## About this exercise
Among the entries, find the lines with the string "chevron" and report them.

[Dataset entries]
-- -- --

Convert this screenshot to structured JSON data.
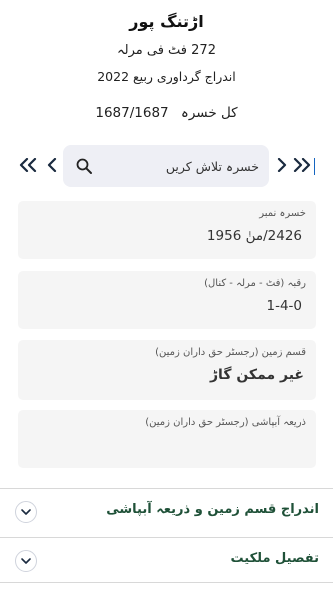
{
  "header": {
    "village": "اڑتنگ پور",
    "per_marla": "272 فٹ فی مرلہ",
    "entry": "اندراج گرداوری ربیع 2022",
    "total_label": "کل خسرہ",
    "total_value": "1687/1687"
  },
  "nav": {
    "first_icon": "double-chevron-left-icon",
    "prev_icon": "chevron-left-icon",
    "next_icon": "chevron-right-icon",
    "last_icon": "double-chevron-right-icon",
    "search_placeholder": "خسرہ تلاش کریں",
    "search_value": ""
  },
  "cards": [
    {
      "label": "خسرہ نمبر",
      "value": "2426/منٰ 1956"
    },
    {
      "label": "رقبہ (فٹ - مرلہ - کنال)",
      "value": "1-4-0"
    },
    {
      "label": "قسم زمین (رجسٹر حق داران زمین)",
      "value": "غیر ممکن گاڑ"
    },
    {
      "label": "ذریعہ آبپاشی (رجسٹر حق داران زمین)",
      "value": ""
    }
  ],
  "sections": [
    {
      "title": "اندراج قسم زمین و ذریعہ آبپاشی",
      "icon": "chevron-down-icon"
    },
    {
      "title": "تفصیل ملکیت",
      "icon": "chevron-down-icon"
    }
  ],
  "colors": {
    "accent": "#1f5138",
    "search_bg": "#eeeff5",
    "card_bg": "#f5f5f5",
    "nav": "#1a2a3f"
  }
}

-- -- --

## Result below
    "first_icon": "double-chevron-left-icon",
    "prev_icon": "chevron-left-icon",
    "next_icon": "chevron-right-icon",
    "last_icon": "double-chevron-right-icon",
      "icon": "chevron-down-icon"
      "icon": "chevron-down-icon"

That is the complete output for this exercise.